The Mountain Development Overlay District discussion was a continuation of the discussion from ZOC’s September 15thmeeting. The committee is focusing on two issues. What exactly is the objective of the Mountain overlay district? Is it to minimize environmental damage associated with development on and near mountain slops or is it to minimize/prohibit development on and near the slops? The committee also discussed the possibility of different regulations for mountain slop areas with existing development such as Bluemont versus mountain slop areas that are not currently developed.

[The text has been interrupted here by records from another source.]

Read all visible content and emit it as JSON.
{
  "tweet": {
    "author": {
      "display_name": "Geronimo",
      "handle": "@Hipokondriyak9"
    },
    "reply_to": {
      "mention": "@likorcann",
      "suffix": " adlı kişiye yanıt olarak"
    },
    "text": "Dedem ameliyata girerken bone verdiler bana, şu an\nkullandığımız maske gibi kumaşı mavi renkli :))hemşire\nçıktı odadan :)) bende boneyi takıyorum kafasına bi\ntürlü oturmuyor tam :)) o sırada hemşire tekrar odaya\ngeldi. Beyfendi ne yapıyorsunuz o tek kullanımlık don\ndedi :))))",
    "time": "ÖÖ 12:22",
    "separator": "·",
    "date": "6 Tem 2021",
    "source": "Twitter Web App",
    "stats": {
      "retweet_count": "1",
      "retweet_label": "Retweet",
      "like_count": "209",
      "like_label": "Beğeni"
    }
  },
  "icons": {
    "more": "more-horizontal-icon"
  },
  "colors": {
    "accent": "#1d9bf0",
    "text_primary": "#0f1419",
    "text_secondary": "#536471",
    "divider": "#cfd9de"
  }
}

With regard to sign regulations, a consensus developed about two points. One, Loudoun County does not want billboards and two, the current process for reviewing and approving signs is cumbersome, expensive, and often unpredictable. One point of discussion centered around the role of business signs in the future. On the one hand, so many people rely on GPS and similar systems to find what they are looking for that perhaps the need for signs has been greatly reduced. On the other hand, people looking at their phones while driving is certainly a safety hazard. Perhaps signs remain an important safety feature.
The October 6th meeting concluded with a brief discussion of the relationship between ZOC’s review of draft language and staff edits of draft language. After ZOC completed its review of proposed language regarding Farm Breweries some of the language was removed by staff. Some ZOC members expressed strong concern. Ms. Ray supported the removal of the language subsequent to ZOC review saying that all proposed language is considered draft and subject to change until the “final” language is submitted to the public for review which is currently scheduled for April, 2022.

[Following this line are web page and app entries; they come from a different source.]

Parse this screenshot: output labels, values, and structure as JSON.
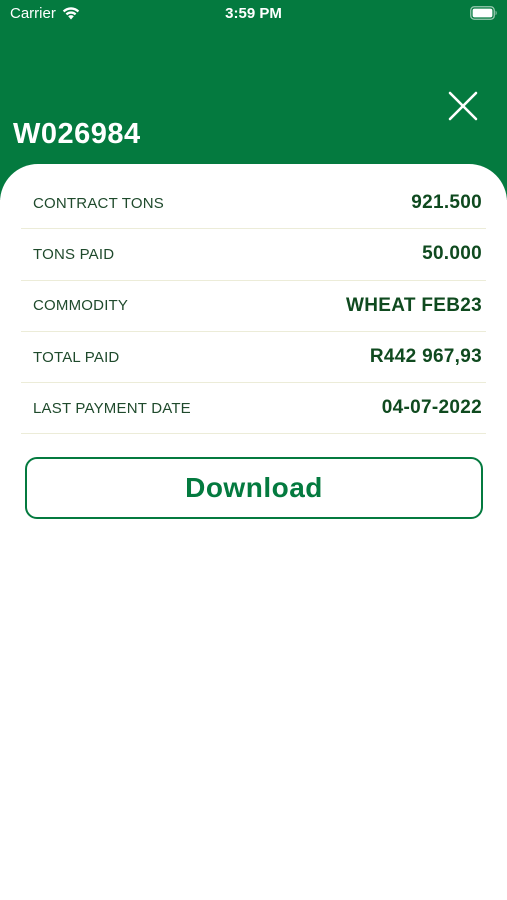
{
  "status_bar": {
    "carrier": "Carrier",
    "time": "3:59 PM",
    "wifi_icon": "wifi-icon",
    "battery_icon": "battery-full-icon"
  },
  "header": {
    "title": "W026984",
    "close_icon": "close-icon",
    "background_color": "#047a3f"
  },
  "details": [
    {
      "label": "CONTRACT TONS",
      "value": "921.500"
    },
    {
      "label": "TONS PAID",
      "value": "50.000"
    },
    {
      "label": "COMMODITY",
      "value": "WHEAT FEB23"
    },
    {
      "label": "TOTAL PAID",
      "value": "R442 967,93"
    },
    {
      "label": "LAST PAYMENT DATE",
      "value": "04-07-2022"
    }
  ],
  "actions": {
    "download_label": "Download"
  },
  "colors": {
    "accent": "#047a3f",
    "value_text": "#0f4a1f",
    "divider": "#ececd8"
  }
}
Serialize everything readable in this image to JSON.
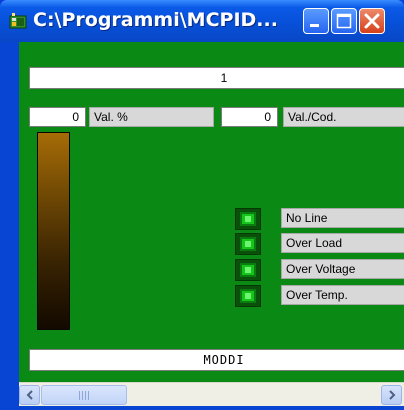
{
  "window": {
    "title": "C:\\Programmi\\MCPID..."
  },
  "panel": {
    "title_value": "1",
    "val_percent_value": "0",
    "val_percent_label": "Val. %",
    "val_code_value": "0",
    "val_code_label": "Val./Cod.",
    "level_fraction": 1.0,
    "status_items": [
      {
        "label": "No Line"
      },
      {
        "label": "Over Load"
      },
      {
        "label": "Over Voltage"
      },
      {
        "label": "Over Temp."
      }
    ],
    "footer_value": "MODDI"
  },
  "colors": {
    "client_background": "#0a8a14",
    "led_on": "#17c41c",
    "bar_top": "#a66c06",
    "bar_bottom": "#120900"
  },
  "icons": {
    "app": "app-icon",
    "minimize": "minimize-icon",
    "maximize": "maximize-icon",
    "close": "close-icon",
    "scroll_left": "arrow-left-icon",
    "scroll_right": "arrow-right-icon"
  }
}
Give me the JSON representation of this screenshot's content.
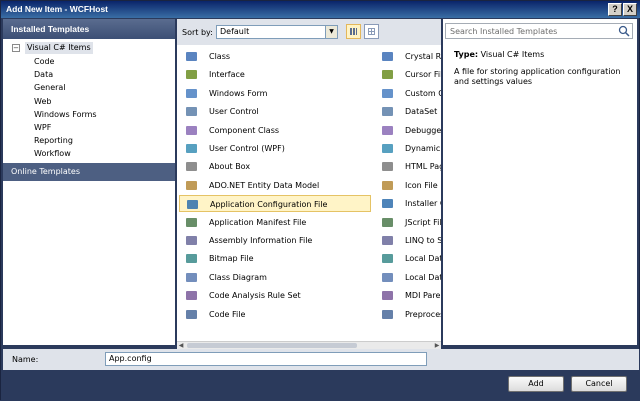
{
  "window": {
    "title": "Add New Item - WCFHost",
    "help_glyph": "?",
    "close_glyph": "X"
  },
  "left": {
    "header": "Installed Templates",
    "root": {
      "expander": "−",
      "label": "Visual C# Items"
    },
    "children": [
      "Code",
      "Data",
      "General",
      "Web",
      "Windows Forms",
      "WPF",
      "Reporting",
      "Workflow"
    ],
    "online": "Online Templates"
  },
  "toolbar": {
    "sort_label": "Sort by:",
    "sort_value": "Default",
    "sort_arrow": "▼"
  },
  "items_col1": [
    {
      "label": "Class",
      "icon": "class-icon"
    },
    {
      "label": "Interface",
      "icon": "interface-icon"
    },
    {
      "label": "Windows Form",
      "icon": "form-icon"
    },
    {
      "label": "User Control",
      "icon": "user-control-icon"
    },
    {
      "label": "Component Class",
      "icon": "component-icon"
    },
    {
      "label": "User Control (WPF)",
      "icon": "wpf-control-icon"
    },
    {
      "label": "About Box",
      "icon": "about-box-icon"
    },
    {
      "label": "ADO.NET Entity Data Model",
      "icon": "entity-model-icon"
    },
    {
      "label": "Application Configuration File",
      "icon": "config-file-icon"
    },
    {
      "label": "Application Manifest File",
      "icon": "manifest-icon"
    },
    {
      "label": "Assembly Information File",
      "icon": "assembly-info-icon"
    },
    {
      "label": "Bitmap File",
      "icon": "bitmap-icon"
    },
    {
      "label": "Class Diagram",
      "icon": "class-diagram-icon"
    },
    {
      "label": "Code Analysis Rule Set",
      "icon": "rule-set-icon"
    },
    {
      "label": "Code File",
      "icon": "code-file-icon"
    }
  ],
  "items_col2": [
    {
      "label": "Crystal Rep",
      "icon": "crystal-report-icon"
    },
    {
      "label": "Cursor File",
      "icon": "cursor-icon"
    },
    {
      "label": "Custom Co",
      "icon": "custom-control-icon"
    },
    {
      "label": "DataSet",
      "icon": "dataset-icon"
    },
    {
      "label": "Debugger V",
      "icon": "debugger-icon"
    },
    {
      "label": "Dynamic Da",
      "icon": "dynamic-data-icon"
    },
    {
      "label": "HTML Page",
      "icon": "html-page-icon"
    },
    {
      "label": "Icon File",
      "icon": "icon-file-icon"
    },
    {
      "label": "Installer Cla",
      "icon": "installer-icon"
    },
    {
      "label": "JScript File",
      "icon": "jscript-icon"
    },
    {
      "label": "LINQ to SQ",
      "icon": "linq-icon"
    },
    {
      "label": "Local Datab",
      "icon": "local-db-icon"
    },
    {
      "label": "Local Datab",
      "icon": "local-db-cache-icon"
    },
    {
      "label": "MDI Parent",
      "icon": "mdi-parent-icon"
    },
    {
      "label": "Preprocess",
      "icon": "preprocess-icon"
    }
  ],
  "selected_index": 8,
  "search": {
    "placeholder": "Search Installed Templates"
  },
  "details": {
    "type_label": "Type:",
    "type_value": "Visual C# Items",
    "description": "A file for storing application configuration and settings values"
  },
  "name": {
    "label": "Name:",
    "value": "App.config"
  },
  "buttons": {
    "add": "Add",
    "cancel": "Cancel"
  },
  "colors": {
    "accent": "#2b3a5c",
    "selection": "#fff4c7"
  }
}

Loudoun Creates Environmental Commission – At the direction of the Board of Supervisors, the County has created the Loudoun County Environmental Commission. The Commission is charged with advising and recommending to Board policies and practices dealing with the environment, sustainability, and the management of energy. The Commission will be advising on both policies and practices for Loudoun County government as well as for businesses and the public.
By-Laws were adopted in July 2021 and two permanent standing committees were established: Sustainable Energy—to advise the Commission on initiatives to advance energy efficiency and renewable energy; and Natural Resources Conservation and Protection—to advise the Commission on all matters related to water and natural resources. The Commission has been holding bi-monthly meetings since July. Information on how to access the meetings remotely is posted on the Loudoun County Government Calendar and at loudoun.gov/remoteparticipation. The public is encouraged to listen and participate and provide comments during scheduled public input time at every meeting. Specific duties of the Commission include:

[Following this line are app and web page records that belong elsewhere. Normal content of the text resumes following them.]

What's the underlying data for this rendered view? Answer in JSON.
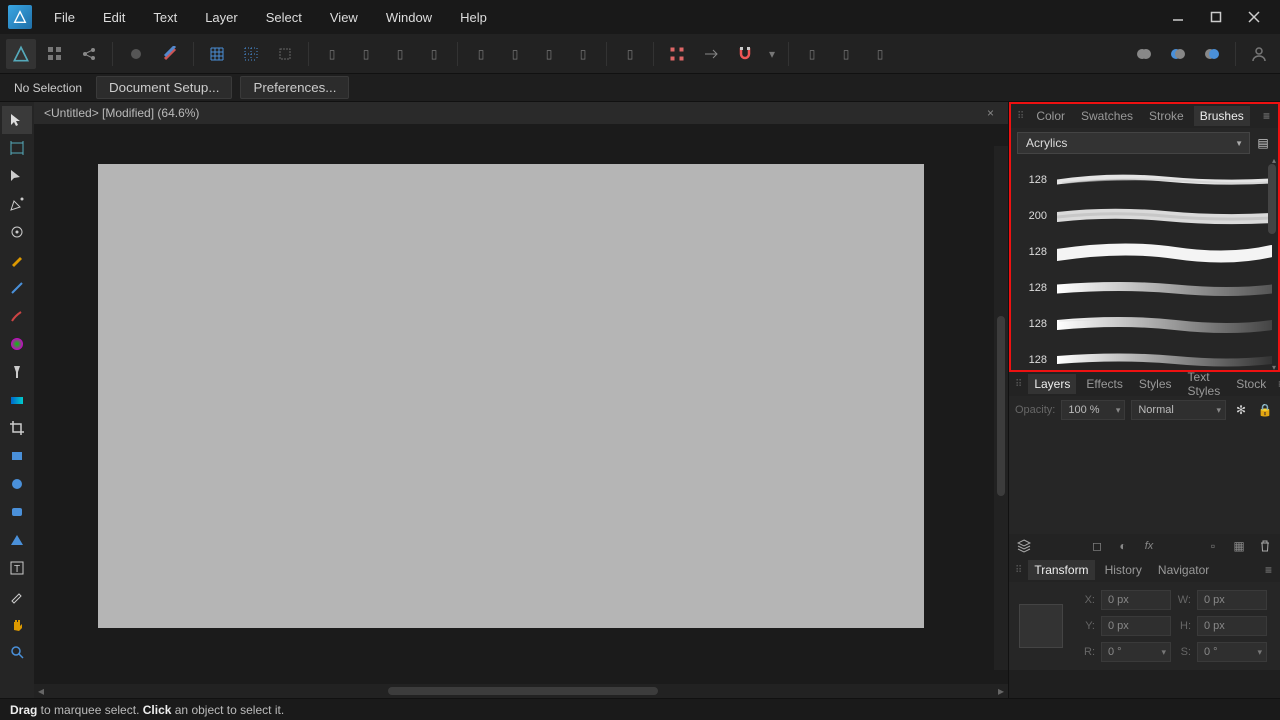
{
  "menu": {
    "items": [
      "File",
      "Edit",
      "Text",
      "Layer",
      "Select",
      "View",
      "Window",
      "Help"
    ]
  },
  "optbar": {
    "no_selection": "No Selection",
    "doc_setup": "Document Setup...",
    "prefs": "Preferences..."
  },
  "doc": {
    "title": "<Untitled> [Modified] (64.6%)"
  },
  "panels": {
    "color_tabs": [
      "Color",
      "Swatches",
      "Stroke",
      "Brushes"
    ],
    "color_active": 3,
    "brush_category": "Acrylics",
    "brushes": [
      {
        "size": "128"
      },
      {
        "size": "200"
      },
      {
        "size": "128"
      },
      {
        "size": "128"
      },
      {
        "size": "128"
      },
      {
        "size": "128"
      }
    ],
    "layer_tabs": [
      "Layers",
      "Effects",
      "Styles",
      "Text Styles",
      "Stock"
    ],
    "layer_active": 0,
    "opacity_label": "Opacity:",
    "opacity_value": "100 %",
    "blend_mode": "Normal",
    "transform_tabs": [
      "Transform",
      "History",
      "Navigator"
    ],
    "transform_active": 0,
    "tf": {
      "x_lbl": "X:",
      "x": "0 px",
      "w_lbl": "W:",
      "w": "0 px",
      "y_lbl": "Y:",
      "y": "0 px",
      "h_lbl": "H:",
      "h": "0 px",
      "r_lbl": "R:",
      "r": "0 °",
      "s_lbl": "S:",
      "s": "0 °"
    }
  },
  "status": {
    "drag": "Drag",
    "drag_rest": " to marquee select. ",
    "click": "Click",
    "click_rest": " an object to select it."
  }
}
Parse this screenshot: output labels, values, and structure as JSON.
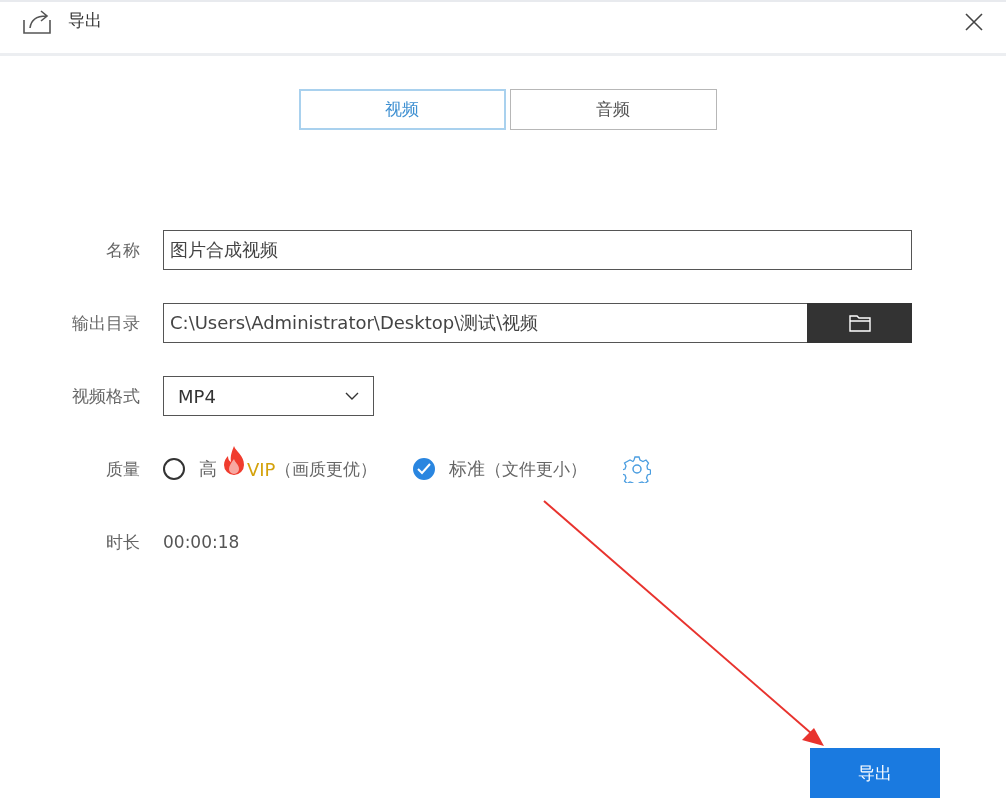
{
  "window": {
    "title": "导出"
  },
  "tabs": [
    {
      "label": "视频",
      "selected": true
    },
    {
      "label": "音频",
      "selected": false
    }
  ],
  "form": {
    "name": {
      "label": "名称",
      "value": "图片合成视频"
    },
    "output_dir": {
      "label": "输出目录",
      "value": "C:\\Users\\Administrator\\Desktop\\测试\\视频"
    },
    "format": {
      "label": "视频格式",
      "value": "MP4"
    },
    "quality": {
      "label": "质量",
      "options": [
        {
          "label": "高",
          "vip": "VIP",
          "note": "（画质更优）",
          "selected": false
        },
        {
          "label": "标准",
          "note": "（文件更小）",
          "selected": true
        }
      ]
    },
    "duration": {
      "label": "时长",
      "value": "00:00:18"
    }
  },
  "buttons": {
    "export": "导出"
  }
}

Identifying issues and proposing recommendations to protect, preserve, conserve, and enhance the environment.
Advancing environmental justice policies.
Acting on priority initiatives identified in the Loudoun County General Plan and the Board’s Strategic Plan.
Preparing an annual report for the BOS and holding an annual public forum to present the annual report and engage the public on issues of environmental concern. The Commission is planning on conducting its first a public outreach session on Wednesday November 17th 6:00 PM to 8:00 PM and presenting its first report to the Board of Supervisors at the January 18, 2022, Board meeting.
Presenting Loudoun County Environmental Excellence Awards annually to individuals, businesses, nonprofit organizations, and educators for their leadership on environmental issues.
The Commission has 17 members appointed by the BOS representing various industry groups and environmental/conservation groups. The Commission is Chaired by Gem Bingol, Field RepresentativeClarke & Loudoun County, Piedmont Environmental Council.